Dennis Faas's picture

Microsoft has confirmed a serious security issue affecting Windows 7 Release Candidate (RC) -- the version that was made available to the public prior to the full release of Windows 7. The problem also currently affects Windows Vista and Server 2008, but not Windows XP or Server 2008 R2.

The issue involves the Server Message Block (SMB) system which is a part of Windows itself and is used for sharing files over a network. A bug in the system means anyone could take advantage of the exploit and use SMB to gain remote access to (and take control of) a remote computer.

Temporary Solution: Block or Disable SMB

Microsoft has issued an advisory to customers showing how to temporary block the problem until a permanent solution is issued via a security update. One solution is for users with a customizable firewall to block ports 139 and 445. This should stop any attacks -- but will also cause problems with some network tools.

Another option is to disable SMB completely. Doing so is a complicated process involving editing the registry, and thus should not be attempted unless you are confident about doing so. Microsoft's guide to the process, thankfully, provides plenty of detail. (Source:

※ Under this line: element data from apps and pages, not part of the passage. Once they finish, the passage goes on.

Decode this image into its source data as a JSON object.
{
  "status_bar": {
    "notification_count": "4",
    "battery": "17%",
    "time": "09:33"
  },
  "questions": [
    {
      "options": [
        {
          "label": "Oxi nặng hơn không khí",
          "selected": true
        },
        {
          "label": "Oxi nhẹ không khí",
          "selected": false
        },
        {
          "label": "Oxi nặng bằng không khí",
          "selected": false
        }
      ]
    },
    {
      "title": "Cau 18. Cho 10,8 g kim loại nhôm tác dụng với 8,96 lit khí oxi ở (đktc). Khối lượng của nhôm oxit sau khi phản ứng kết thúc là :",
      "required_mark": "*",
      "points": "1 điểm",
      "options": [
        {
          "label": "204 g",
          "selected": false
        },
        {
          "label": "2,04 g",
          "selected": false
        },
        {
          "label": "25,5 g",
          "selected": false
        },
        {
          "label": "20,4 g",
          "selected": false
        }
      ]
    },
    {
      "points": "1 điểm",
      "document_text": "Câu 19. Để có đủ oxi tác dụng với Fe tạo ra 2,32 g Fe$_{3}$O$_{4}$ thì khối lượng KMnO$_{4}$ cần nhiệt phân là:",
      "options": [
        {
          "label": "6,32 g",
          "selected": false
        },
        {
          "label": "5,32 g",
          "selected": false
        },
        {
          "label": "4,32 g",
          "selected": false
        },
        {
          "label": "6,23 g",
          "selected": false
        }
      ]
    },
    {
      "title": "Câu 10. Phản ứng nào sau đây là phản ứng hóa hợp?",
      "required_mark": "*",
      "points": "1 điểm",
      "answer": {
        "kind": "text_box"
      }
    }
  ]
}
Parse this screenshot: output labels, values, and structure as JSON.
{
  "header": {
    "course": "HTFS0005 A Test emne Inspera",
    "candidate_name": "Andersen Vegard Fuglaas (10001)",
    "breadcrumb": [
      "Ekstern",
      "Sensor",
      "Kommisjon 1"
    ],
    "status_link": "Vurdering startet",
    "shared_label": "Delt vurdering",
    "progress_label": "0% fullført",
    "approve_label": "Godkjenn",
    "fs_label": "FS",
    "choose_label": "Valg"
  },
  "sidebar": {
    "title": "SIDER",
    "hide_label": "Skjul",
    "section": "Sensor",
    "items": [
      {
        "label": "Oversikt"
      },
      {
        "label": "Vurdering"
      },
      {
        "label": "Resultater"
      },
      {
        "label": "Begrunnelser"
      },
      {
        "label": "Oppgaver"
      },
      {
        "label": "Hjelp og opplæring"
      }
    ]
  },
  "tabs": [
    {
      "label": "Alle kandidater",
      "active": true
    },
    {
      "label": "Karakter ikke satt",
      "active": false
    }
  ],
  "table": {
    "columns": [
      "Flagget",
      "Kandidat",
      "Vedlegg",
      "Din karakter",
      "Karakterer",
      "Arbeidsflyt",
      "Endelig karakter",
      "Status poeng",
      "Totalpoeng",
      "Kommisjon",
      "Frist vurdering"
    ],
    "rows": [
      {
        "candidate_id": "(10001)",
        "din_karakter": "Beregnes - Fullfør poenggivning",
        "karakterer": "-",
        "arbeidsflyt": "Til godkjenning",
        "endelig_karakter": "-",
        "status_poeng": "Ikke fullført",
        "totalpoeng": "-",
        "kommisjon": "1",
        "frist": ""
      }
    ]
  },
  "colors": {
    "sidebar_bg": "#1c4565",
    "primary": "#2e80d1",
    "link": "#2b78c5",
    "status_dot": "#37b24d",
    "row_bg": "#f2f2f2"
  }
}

Announcement Made Just After Patch Tuesday

The SMB exploit was announced just hours after this Tuesday's scheduled monthly security update, meaning that if a fix is ready soon the firm could have to choose between issuing an emergency patch or holding off the update for several weeks.

Exploit Could Affect Consumer Confidence

The fact that the problem affects the Release Candidate of Windows 7 is perhaps a public relations nightmare for Microsoft. Though final retail edition of Windows 7 (due October 22nd) does not suffer the SMB exploit, some consumers will be wary of the bad news, nonetheless. (Source:

Rate this article: 
No votes yet